Alan Light followed with a piece about his son’s Beatlemania.  Apparently, his six-year-old son is an authority on the band, down to b-sides, set lists from obscure shows, et al.  It was interesting, but it made me kind of nervous for my own future - will I have to track down rare 7″s for my future spawn?  Now I’ll be even more pissed if I don’t have to after hearing this, to be honest.

Dan Kennedy was my favorite reader of the evening, with two short “vignettes” (his words) from a summer working at a record store, and then a killer piece about what Jon Bon Jovi is probably saying in his pre-show prayer circle (including asking God to take care of a kink with the merch sales).

And now we come to the main event: David Byrne’s “Creation In Reverse” audio/video/lecture presentation.  He spoke about how the space music is meant for deeply affects the way it is written.  He started by speaking about playing at CBGB and its similarity to a small country-music venue - both were receptive to intricate vocal and musical arrangements because of their size.  He explored African music played in the outdoors, European music meant for large spaces, cathedrals, headphones, and living rooms, illuminating what kind of music was common in each, and why.  My favorite part, though, was when he compared his findings to the biological phenomenon of birdcalls.  For example, birds lower to the ground in the forest will chirp in a lower frequency so that high pitches won’t bounce off the trees, and birds in the plains will emit insectlike, buzzing calls so that they carry further.  He closed the lecture by saying, “Humans like to sing as much as birds do.”  Swoon.

Singer/songwriter Nicole Atkins closed out the evening, with a special appearance by Byrne on her last song.  The woman has a seriously beautiful voice on her - alternately soaring and secretive, but always perfectly pitched.  She was accompanied by an illustrator, who drew interpretations of her songs as she sang them.  It was cool that she had no idea that another narrative was taking place on the projected screen of the images behind her - she would turn around and discover the work after each song.  The illustrations were simply drawn but evocative.  The crowd was enthralled.

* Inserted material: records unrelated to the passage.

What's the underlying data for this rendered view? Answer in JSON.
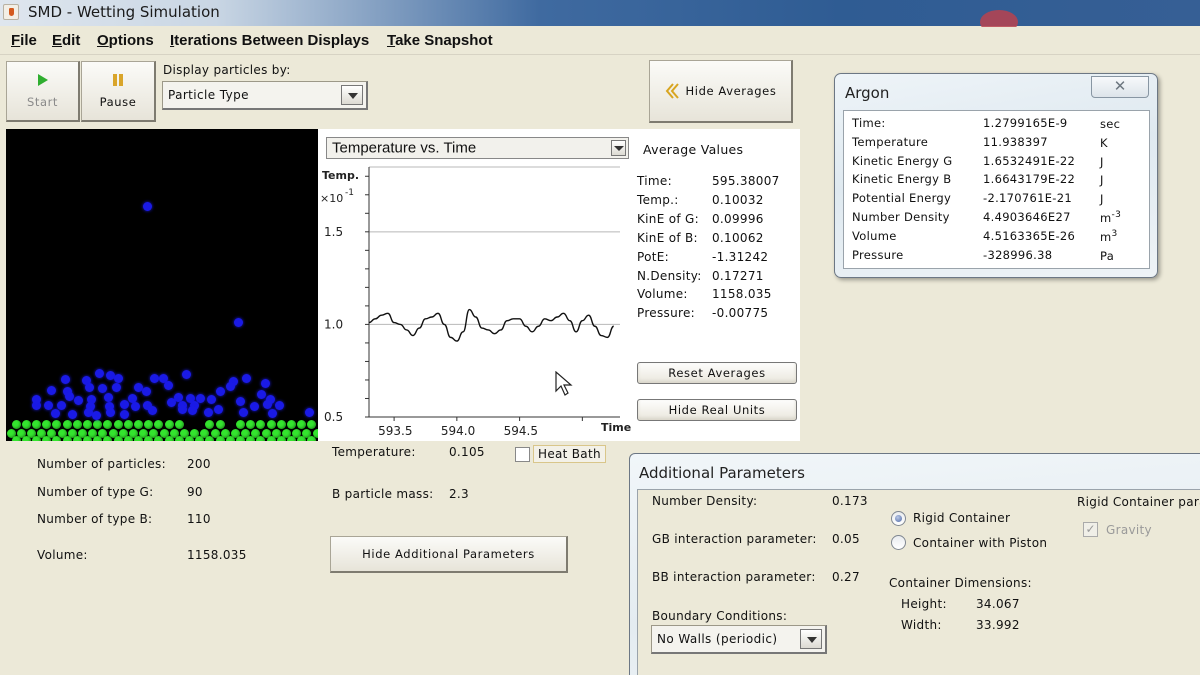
{
  "window": {
    "title": "SMD - Wetting Simulation"
  },
  "menu": [
    {
      "label": "File",
      "mnemonic": "F",
      "rest": "ile"
    },
    {
      "label": "Edit",
      "mnemonic": "E",
      "rest": "dit"
    },
    {
      "label": "Options",
      "mnemonic": "O",
      "rest": "ptions"
    },
    {
      "label": "Iterations Between Displays",
      "mnemonic": "I",
      "rest": "terations Between Displays"
    },
    {
      "label": "Take Snapshot",
      "mnemonic": "T",
      "rest": "ake Snapshot"
    }
  ],
  "toolbar": {
    "start_label": "Start",
    "pause_label": "Pause",
    "display_by_label": "Display particles by:",
    "display_by_value": "Particle Type",
    "hide_averages_label": "Hide Averages"
  },
  "colors": {
    "particle_g": "#34e52e",
    "particle_b": "#1a1ae6",
    "start_icon": "#2fae2f",
    "pause_icon": "#d9a52a",
    "chevron_icon": "#d8a520"
  },
  "simulation_info": {
    "num_particles_label": "Number of particles:",
    "num_particles": "200",
    "num_g_label": "Number of type G:",
    "num_g": "90",
    "num_b_label": "Number of type B:",
    "num_b": "110",
    "volume_label": "Volume:",
    "volume": "1158.035"
  },
  "graph": {
    "selected_plot": "Temperature vs. Time"
  },
  "chart_data": {
    "type": "line",
    "title": "Temperature vs. Time",
    "xlabel": "Time",
    "ylabel": "Temp.",
    "ylabel_multiplier": "×10",
    "ylabel_exponent": "-1",
    "xlim": [
      593.3,
      595.3
    ],
    "ylim": [
      0.5,
      1.85
    ],
    "x_ticks": [
      "593.5",
      "594.0",
      "594.5"
    ],
    "y_ticks": [
      "0.5",
      "1.0",
      "1.5"
    ],
    "grid_lines": [
      1.0,
      1.5,
      1.85
    ],
    "series": [
      {
        "name": "Temperature",
        "x": [
          593.3,
          593.35,
          593.4,
          593.45,
          593.5,
          593.55,
          593.6,
          593.65,
          593.7,
          593.75,
          593.8,
          593.85,
          593.9,
          593.95,
          594.0,
          594.05,
          594.1,
          594.15,
          594.2,
          594.25,
          594.3,
          594.35,
          594.4,
          594.45,
          594.5,
          594.55,
          594.6,
          594.65,
          594.7,
          594.75,
          594.8,
          594.85,
          594.9,
          594.95,
          595.0,
          595.05,
          595.1,
          595.15,
          595.2,
          595.25
        ],
        "y": [
          1.01,
          1.03,
          1.05,
          1.06,
          1.01,
          1.0,
          0.97,
          0.94,
          0.98,
          1.03,
          1.04,
          1.06,
          1.0,
          0.93,
          0.91,
          0.96,
          1.08,
          1.04,
          0.98,
          0.97,
          0.95,
          0.97,
          1.02,
          1.03,
          1.03,
          0.99,
          0.96,
          0.99,
          1.03,
          1.02,
          1.04,
          1.06,
          1.02,
          0.96,
          1.02,
          1.05,
          0.99,
          0.94,
          0.93,
          0.99
        ]
      }
    ]
  },
  "averages": {
    "title": "Average Values",
    "rows": [
      {
        "label": "Time:",
        "value": "595.38007"
      },
      {
        "label": "Temp.:",
        "value": "0.10032"
      },
      {
        "label": "KinE of G:",
        "value": "0.09996"
      },
      {
        "label": "KinE of B:",
        "value": "0.10062"
      },
      {
        "label": "PotE:",
        "value": "-1.31242"
      },
      {
        "label": "N.Density:",
        "value": "0.17271"
      },
      {
        "label": "Volume:",
        "value": "1158.035"
      },
      {
        "label": "Pressure:",
        "value": "-0.00775"
      }
    ],
    "reset_label": "Reset Averages",
    "hide_real_units_label": "Hide Real Units"
  },
  "controls": {
    "temperature_label": "Temperature:",
    "temperature_value": "0.105",
    "heat_bath_label": "Heat Bath",
    "heat_bath_checked": false,
    "b_mass_label": "B particle mass:",
    "b_mass_value": "2.3",
    "hide_additional_label": "Hide Additional Parameters"
  },
  "argon": {
    "title": "Argon",
    "close_glyph": "✕",
    "rows": [
      {
        "label": "Time:",
        "value": "1.2799165E-9",
        "unit": "sec",
        "exp": ""
      },
      {
        "label": "Temperature",
        "value": "11.938397",
        "unit": "K",
        "exp": ""
      },
      {
        "label": "Kinetic Energy G",
        "value": "1.6532491E-22",
        "unit": "J",
        "exp": ""
      },
      {
        "label": "Kinetic Energy B",
        "value": "1.6643179E-22",
        "unit": "J",
        "exp": ""
      },
      {
        "label": "Potential Energy",
        "value": "-2.170761E-21",
        "unit": "J",
        "exp": ""
      },
      {
        "label": "Number Density",
        "value": "4.4903646E27",
        "unit": "m",
        "exp": "-3"
      },
      {
        "label": "Volume",
        "value": "4.5163365E-26",
        "unit": "m",
        "exp": "3"
      },
      {
        "label": "Pressure",
        "value": "-328996.38",
        "unit": "Pa",
        "exp": ""
      }
    ]
  },
  "additional": {
    "title": "Additional Parameters",
    "number_density_label": "Number Density:",
    "number_density": "0.173",
    "gb_label": "GB interaction parameter:",
    "gb_value": "0.05",
    "bb_label": "BB interaction parameter:",
    "bb_value": "0.27",
    "boundary_label": "Boundary Conditions:",
    "boundary_value": "No Walls (periodic)",
    "rigid_label": "Rigid Container",
    "rigid_selected": true,
    "piston_label": "Container with Piston",
    "piston_selected": false,
    "dimensions_label": "Container Dimensions:",
    "height_label": "Height:",
    "height_value": "34.067",
    "width_label": "Width:",
    "width_value": "33.992",
    "rigid_params_label": "Rigid Container para",
    "gravity_label": "Gravity",
    "gravity_checked": true
  }
}
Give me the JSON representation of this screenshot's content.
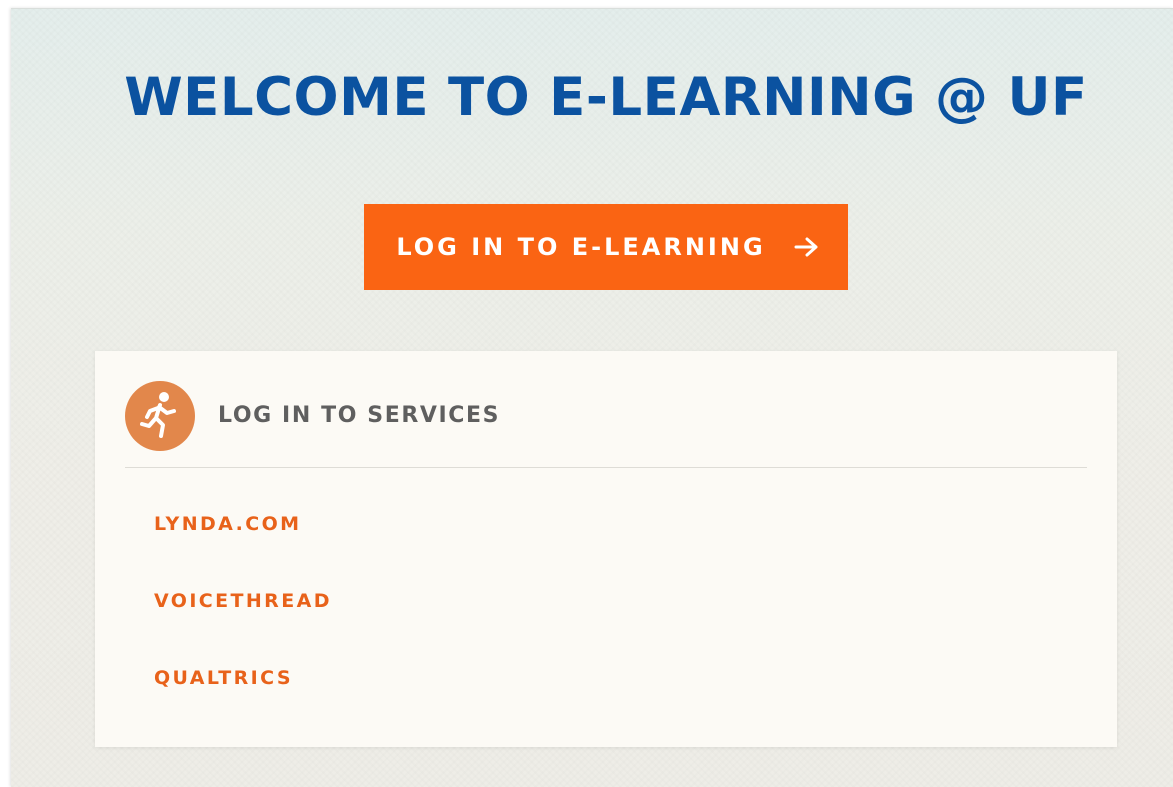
{
  "page": {
    "title": "WELCOME TO E-LEARNING @ UF"
  },
  "login_button": {
    "label": "LOG IN TO E-LEARNING",
    "icon": "arrow-right-icon"
  },
  "services": {
    "heading": "LOG IN TO SERVICES",
    "icon": "running-person-icon",
    "links": [
      {
        "label": "LYNDA.COM"
      },
      {
        "label": "VOICETHREAD"
      },
      {
        "label": "QUALTRICS"
      }
    ]
  },
  "colors": {
    "title_blue": "#0b52a0",
    "accent_orange": "#fa6413",
    "link_orange": "#e8621a",
    "icon_orange": "#e2874b",
    "heading_gray": "#5f5f5f",
    "card_background": "#fcfaf5"
  }
}
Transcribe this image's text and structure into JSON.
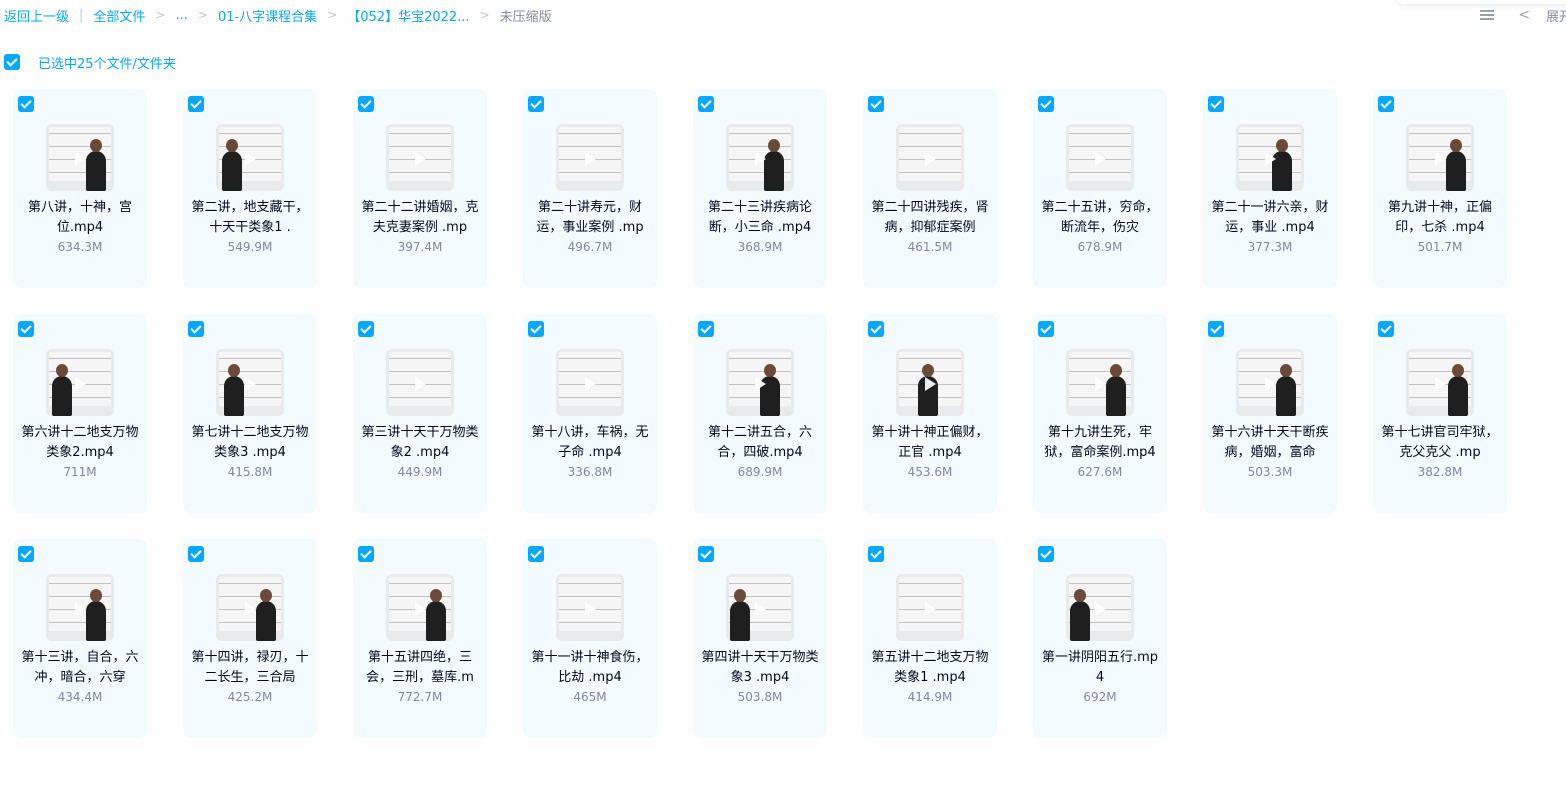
{
  "breadcrumb": {
    "back": "返回上一级",
    "root": "全部文件",
    "ellipsis": "...",
    "folder1": "01-八字课程合集",
    "folder2": "【052】华宝2022...",
    "current": "未压缩版"
  },
  "toolbar": {
    "expand_label": "展开"
  },
  "selection": {
    "label": "已选中25个文件/文件夹"
  },
  "files": [
    {
      "name": "第八讲，十神，宫位.mp4",
      "size": "634.3M"
    },
    {
      "name": "第二讲，地支藏干，十天干类象1 .",
      "size": "549.9M"
    },
    {
      "name": "第二十二讲婚姻，克夫克妻案例 .mp",
      "size": "397.4M"
    },
    {
      "name": "第二十讲寿元，财运，事业案例 .mp",
      "size": "496.7M"
    },
    {
      "name": "第二十三讲疾病论断，小三命 .mp4",
      "size": "368.9M"
    },
    {
      "name": "第二十四讲残疾，肾病，抑郁症案例",
      "size": "461.5M"
    },
    {
      "name": "第二十五讲，穷命，断流年，伤灾",
      "size": "678.9M"
    },
    {
      "name": "第二十一讲六亲，财运，事业 .mp4",
      "size": "377.3M"
    },
    {
      "name": "第九讲十神，正偏印，七杀 .mp4",
      "size": "501.7M"
    },
    {
      "name": "第六讲十二地支万物类象2.mp4",
      "size": "711M"
    },
    {
      "name": "第七讲十二地支万物类象3 .mp4",
      "size": "415.8M"
    },
    {
      "name": "第三讲十天干万物类象2 .mp4",
      "size": "449.9M"
    },
    {
      "name": "第十八讲，车祸，无子命 .mp4",
      "size": "336.8M"
    },
    {
      "name": "第十二讲五合，六合，四破.mp4",
      "size": "689.9M"
    },
    {
      "name": "第十讲十神正偏财，正官 .mp4",
      "size": "453.6M"
    },
    {
      "name": "第十九讲生死，牢狱，富命案例.mp4",
      "size": "627.6M"
    },
    {
      "name": "第十六讲十天干断疾病，婚姻，富命",
      "size": "503.3M"
    },
    {
      "name": "第十七讲官司牢狱，克父克父 .mp",
      "size": "382.8M"
    },
    {
      "name": "第十三讲，自合，六冲，暗合，六穿",
      "size": "434.4M"
    },
    {
      "name": "第十四讲，禄刃，十二长生，三合局",
      "size": "425.2M"
    },
    {
      "name": "第十五讲四绝，三会，三刑，墓库.m",
      "size": "772.7M"
    },
    {
      "name": "第十一讲十神食伤，比劫 .mp4",
      "size": "465M"
    },
    {
      "name": "第四讲十天干万物类象3 .mp4",
      "size": "503.8M"
    },
    {
      "name": "第五讲十二地支万物类象1 .mp4",
      "size": "414.9M"
    },
    {
      "name": "第一讲阴阳五行.mp4",
      "size": "692M"
    }
  ],
  "colors": {
    "accent": "#06a7ff",
    "card_bg": "#f4fbff",
    "text": "#03081a",
    "muted": "#818999"
  }
}
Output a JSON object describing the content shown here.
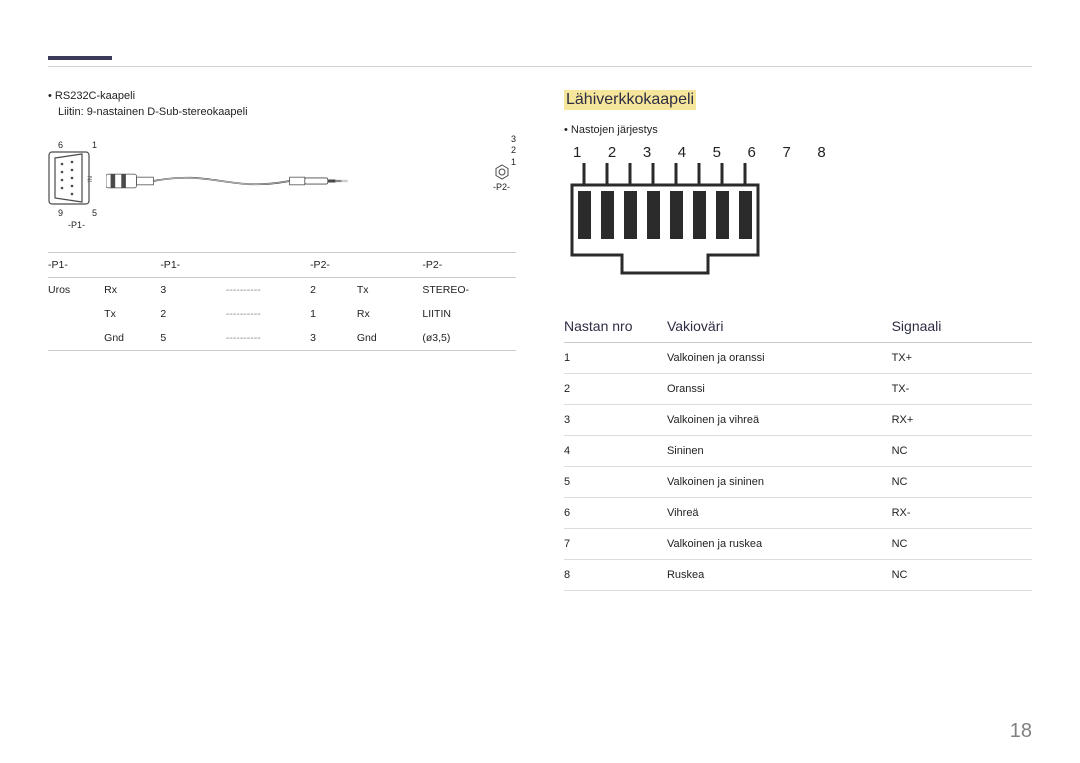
{
  "page_number": "18",
  "left": {
    "cable_type": "RS232C-kaapeli",
    "connector_desc": "Liitin: 9-nastainen D-Sub-stereokaapeli",
    "fig": {
      "n6": "6",
      "n1": "1",
      "n9": "9",
      "n5": "5",
      "p1": "-P1-",
      "r3": "3",
      "r2": "2",
      "r1": "1",
      "p2": "-P2-"
    },
    "table": {
      "headers": [
        "-P1-",
        "-P1-",
        "",
        "-P2-",
        "",
        "-P2-"
      ],
      "lead": "Uros",
      "rows": [
        {
          "a": "Rx",
          "b": "3",
          "c": "----------",
          "d": "2",
          "e": "Tx",
          "f": "STEREO-"
        },
        {
          "a": "Tx",
          "b": "2",
          "c": "----------",
          "d": "1",
          "e": "Rx",
          "f": "LIITIN"
        },
        {
          "a": "Gnd",
          "b": "5",
          "c": "----------",
          "d": "3",
          "e": "Gnd",
          "f": "(ø3,5)"
        }
      ]
    }
  },
  "right": {
    "section_title": "Lähiverkkokaapeli",
    "pin_order_label": "Nastojen järjestys",
    "rj45_numbers": "1 2 3 4 5 6 7 8",
    "table": {
      "headers": {
        "pin": "Nastan nro",
        "color": "Vakioväri",
        "signal": "Signaali"
      },
      "rows": [
        {
          "pin": "1",
          "color": "Valkoinen ja oranssi",
          "signal": "TX+"
        },
        {
          "pin": "2",
          "color": "Oranssi",
          "signal": "TX-"
        },
        {
          "pin": "3",
          "color": "Valkoinen ja vihreä",
          "signal": "RX+"
        },
        {
          "pin": "4",
          "color": "Sininen",
          "signal": "NC"
        },
        {
          "pin": "5",
          "color": "Valkoinen ja sininen",
          "signal": "NC"
        },
        {
          "pin": "6",
          "color": "Vihreä",
          "signal": "RX-"
        },
        {
          "pin": "7",
          "color": "Valkoinen ja ruskea",
          "signal": "NC"
        },
        {
          "pin": "8",
          "color": "Ruskea",
          "signal": "NC"
        }
      ]
    }
  }
}
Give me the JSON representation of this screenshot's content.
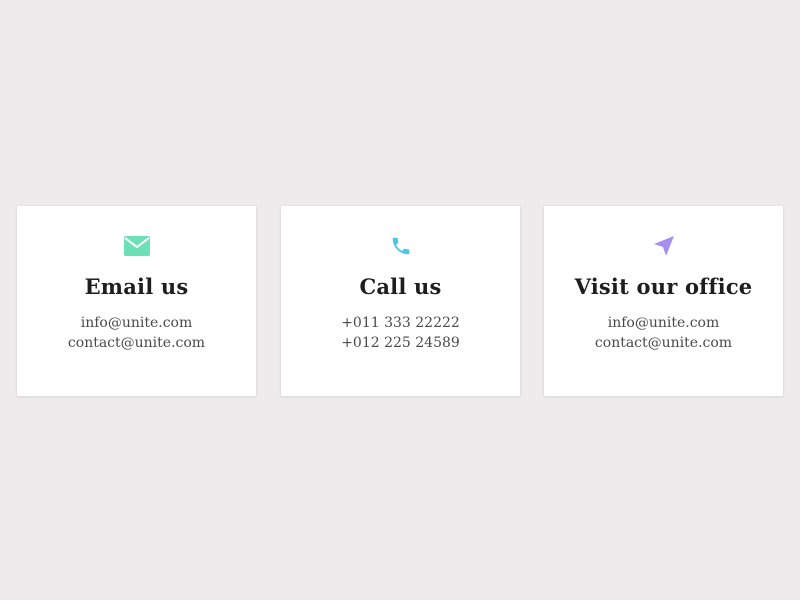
{
  "cards": [
    {
      "icon": "envelope-icon",
      "icon_color": "#6ee0b8",
      "title": "Email us",
      "lines": [
        "info@unite.com",
        "contact@unite.com"
      ]
    },
    {
      "icon": "phone-icon",
      "icon_color": "#4ec3e6",
      "title": "Call us",
      "lines": [
        "+011 333 22222",
        "+012 225 24589"
      ]
    },
    {
      "icon": "location-arrow-icon",
      "icon_color": "#a68ef0",
      "title": "Visit our office",
      "lines": [
        "info@unite.com",
        "contact@unite.com"
      ]
    }
  ],
  "colors": {
    "page_background": "#edebec",
    "card_background": "#ffffff",
    "title_text": "#1e1e1e",
    "body_text": "#4a4a4a"
  }
}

So I guess I can’t post this review in good faith unless I recount the tale of speaking with Byrne afterward.  I looked forward to asking him more about the lecture, but after we said hello, I panicked.  Usually, I can maintain some level of poise around people whom I respect, but here I was with one of my greatest heroes…it was basically guaranteed that I would blow it, and I accepted that because, hey, I would get to say hello.  The conversation lasted for a few stuttered sentences (mine) and some gracious, well-mannered grins and responses (him) before I literally blurted “Oh, I’m so nervous,” and walked away.  Basically, what I gleaned from this conversation is that I’m a dithering loon.  Journalistic prowess, thy name is Amy Rose.

2 Responses to “Review: David Byrne, Stories In High Fidelity”
  1. hi. what song did David Byrne and Nicole Atkins close with? had to leave early. thanks!

    Posted by: e sweeney February 5th, 2010 at 6:00 pm
  2. You’re a true Byrne-out…o wait, “neeeevuhhmind, neeeevuhmind”

    Posted by: Chris February 5th, 2010 at 6:13 pm